The government also wanted to make college more affordable. In the party platform adopted at their convention — the convention where they redacted God from the platform and ran promotions that the state is the only thing we all belong to — they declared that “the state is to be responsible for a fundamental reconstruction of our whole national education program, to enable every capable and industrious [person] to obtain higher education.”
Yes, once in office, Hitler’s first order of business was an economic stimulus plan to spur on the German economy and he moved quickly to adopt a universal, government funded health-care plan. His major ministers advocated organic farming and a reduction in chemical pesticides. They blamed major corporations for a decline in quality food. They wanted to raise taxes on the wealthy to fund greater social welfare programs for the poor and needy. They wanted to provide more affordable, if not free, access to college education.
Just like Barack Obama.
I am not honestly saying Barack Obama is comparable to Adolph Hitler. But I bring this up because as the American left, including some here in Middle Georgia, lose their minds over Donald Trump, they are more and more likely to compare him to Adolph Hitler. I was intrigued recently as I read how Trump’s inaugural address sounded just like a Hitler speech. As I noted above, Hitler’s Nazi Party platform sounded much like the Democratic Party platform in the Obama era.
Not to be too trite, but which is more Hitler-like, giving a speech or implementing similar policies on health care, education, food, social welfare, and corporatist regulations? The truth is that neither Trump nor Obama are Hitler and to say they are is to cheapen the monstrousness of Hitler. Frankly, it cheapens evil.
You may not like Trump, but the descent into hyperbole and bad historic comparisons crumble your credibility.

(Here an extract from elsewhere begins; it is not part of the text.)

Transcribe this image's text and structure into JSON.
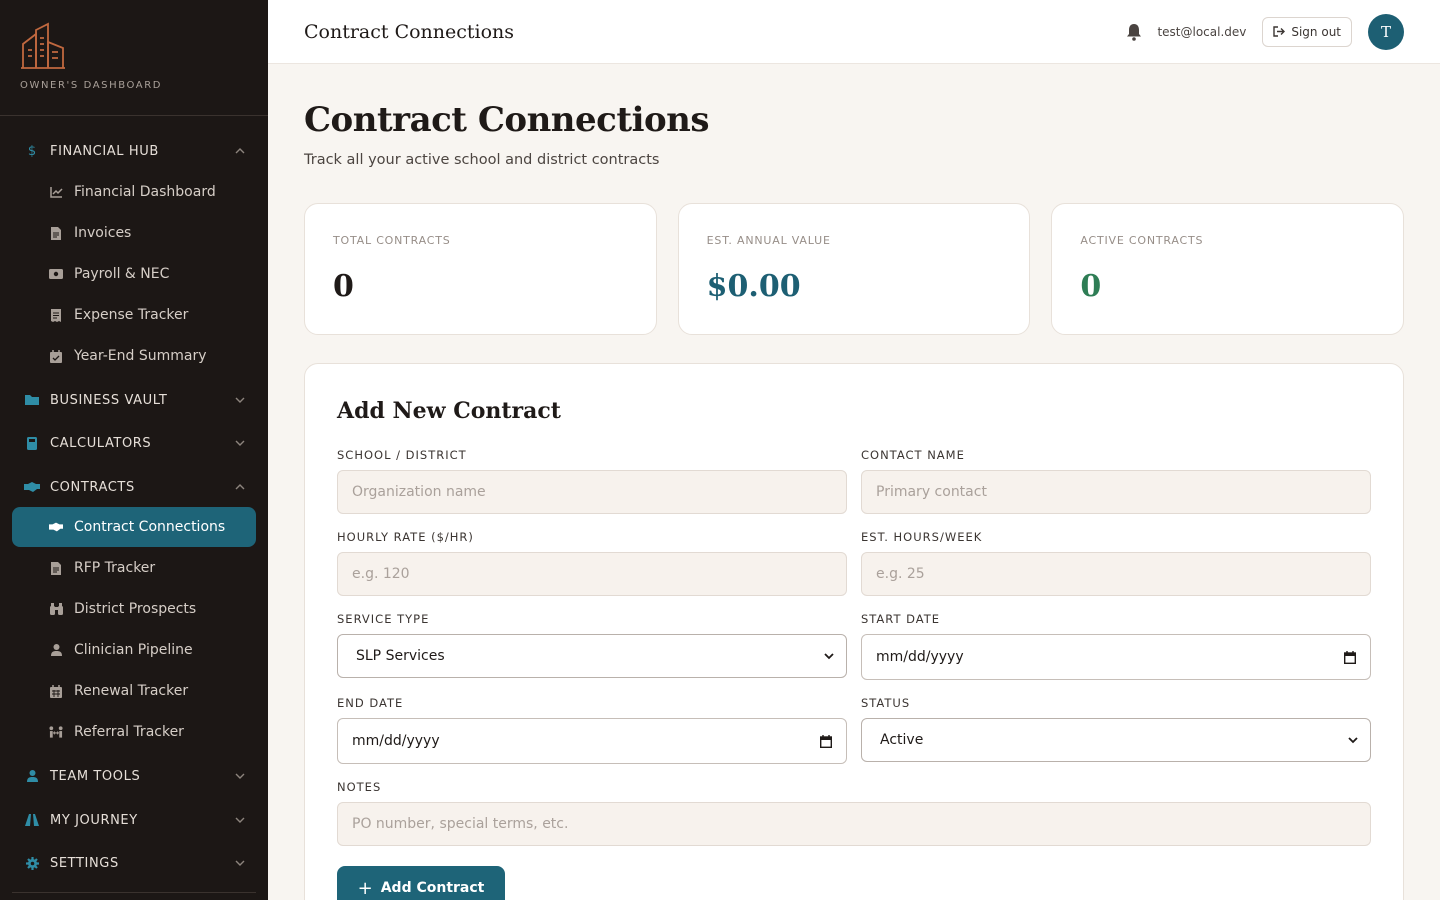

Trump could rise so far so fast because so many people had cried wolf so many times about prior Republicans that no one believed the cries this time. Screaming “Hitler” because you don’t like Trump is crying wolf all over again. One day you really may need to speak up, but no one is going to believe you.
Erick Erickson is a Fox News contributor and radio talk show host in Atlanta.